Among the intrepid explorers were Evan Warden and his 14-year-old son David, who came from Scotland to tackle the glacier below the Aiguille du Midi — only to find the conditions “awful”.

“Everywhere we walked there was just constant rockfall and the crevasses constantly open up,” said David, who was visiting the Alps for the first time.

The pair scrapped plans to climb Mont Blanc via the “Trois Monts” route because the trip became too risky, explained Evan, who hopes to return next year.

“I’ve not seen this much rockfall here in a long time, that’s global warming definitely,” he said.

Norwegian couple Monica and Marten Antheun had waited three years to climb the mythical mountain. But the guided walk they reserved was cancelled owing to the unsafe conditions.

“The guides know the area and they know the conditions. That’s fine for us — we can do it later,” said a philosophical Monica.

Guide companies in Chamonix and nearby Saint-Gervais suspended climbs up Mont Blanc via the popular “Gouter” pass in mid-July due to potentially lethal rockfall crashing down what is known as “the pass of death”.

The sweltering temperatures of recent weeks have destabilised the mountain, according to Noe Verite, a warden at a shelter on the “Trois Monts” path.

He said the mercury at his post — perched at the dizzying height of 3,613 metres — recently reached six degrees Celsius in the middle of the night.

That prevented any ice from freezing over again and forced climbers using that route to turn back, he told AFP.

July is usually peak tourist season for Verite, but cancellations have piled up amid worsening weather conditions.

Rocks “as large as fridges” have battered the usual route to the peak, and only a hardcore group of climbing enthusiasts dare to take other paths such as “l’Innominata” due to their difficulty, he said.

Olivier Grebert, president of the Chamonix Guides Company, said only around a dozen people, mainly specialists, are making it to Mont Blanc’s summit, whereas up to 120 do so in normal times.

Cancelled bookings are postponed, refunded or reworked to other paths and the company has used the disruption to educate those who unwisely see climbing the mountain as an entertaining way of celebrating their 40th birthday.

“This ascent should be part of a climber’s career. Mont Blanc sometimes has a reputation of being an easy climb, but that’s not the case, especially this year,” said Grebert.

Member comments

Log in here to leave a comment.
Become a Member to leave a comment.


French ex-firefighter detained over starting wildfires
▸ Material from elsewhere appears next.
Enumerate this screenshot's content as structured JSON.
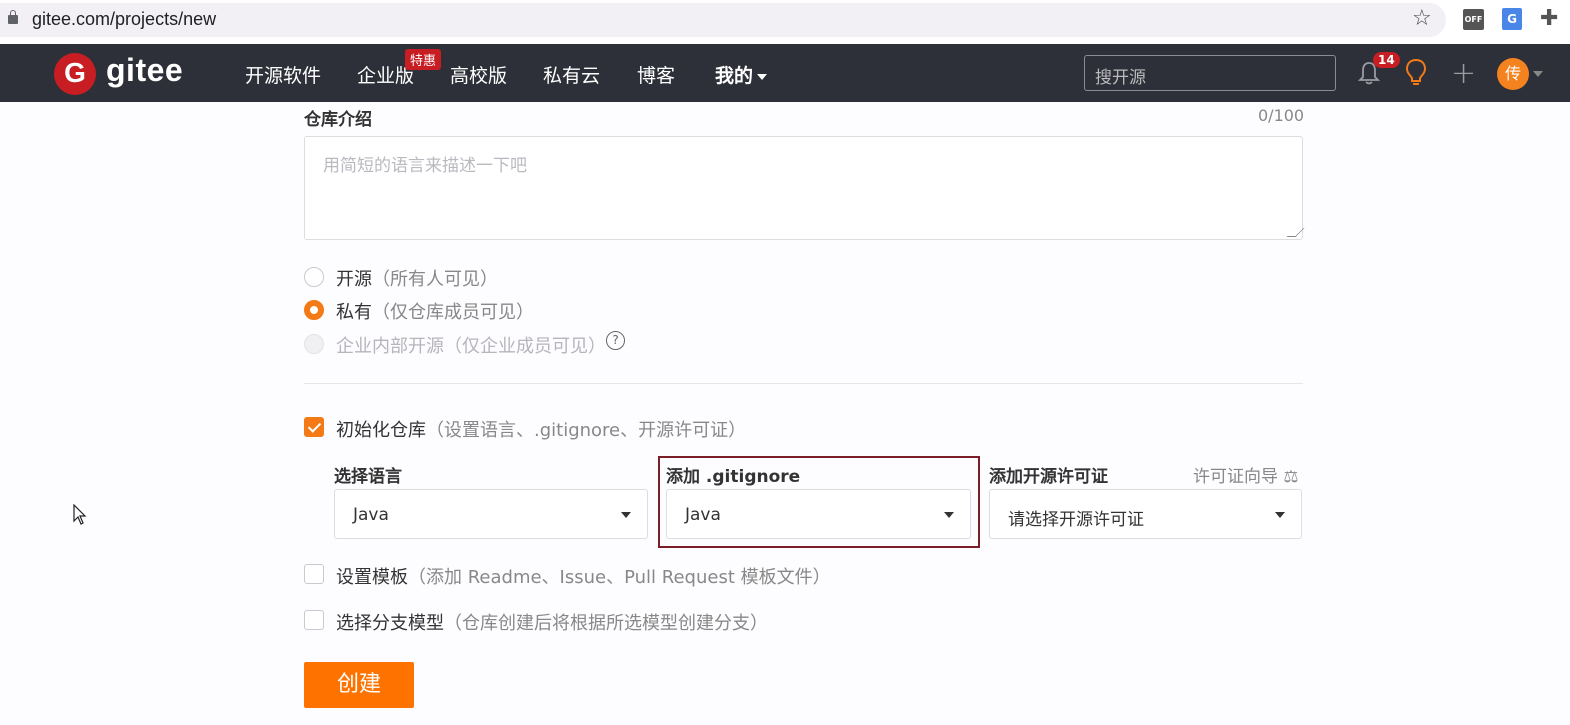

France has detained a former volunteer fireman suspected of starting two wildfires in the south of the country earlier this week, a prosecutor said Saturday.

French ex-firefighter detained over starting wildfires

The 33-year-old admitted to starting a fire that destroyed 500 square metres (5,000 square feet) of vegetation in the Herault region on Tuesday evening, Beziers prosecutor Raphael Balland said.

He has also been accused of starting another blaze earlier in the day, but has denied any responsibility, claiming he was drunk.

The man, who used to volunteer as a firefighter in another part of France, was remanded in custody on Thursday and could face up to 10 years in jail when he goes on trial next month, the prosecutor said.

He is the second firefighter to be charged with arson in the Herault region.

Late last month, French authorities detained a forester in his 30s, whose job included preventing fires, after he admitted to starting blazes on three separate occasions for the adrenaline rush. He faces up to 15 years in prison
and a 150,000-euro ($153,000) fine.

France has in recent weeks battled soaring temperatures and several devastating forest fires.

Prosecutors last month said two fires in the normally blustery and shower-prone Brittany had also been sparked by arson.

Scientists say climate change is making heatwaves around the world more frequent and more intense, which increases the risk of fires.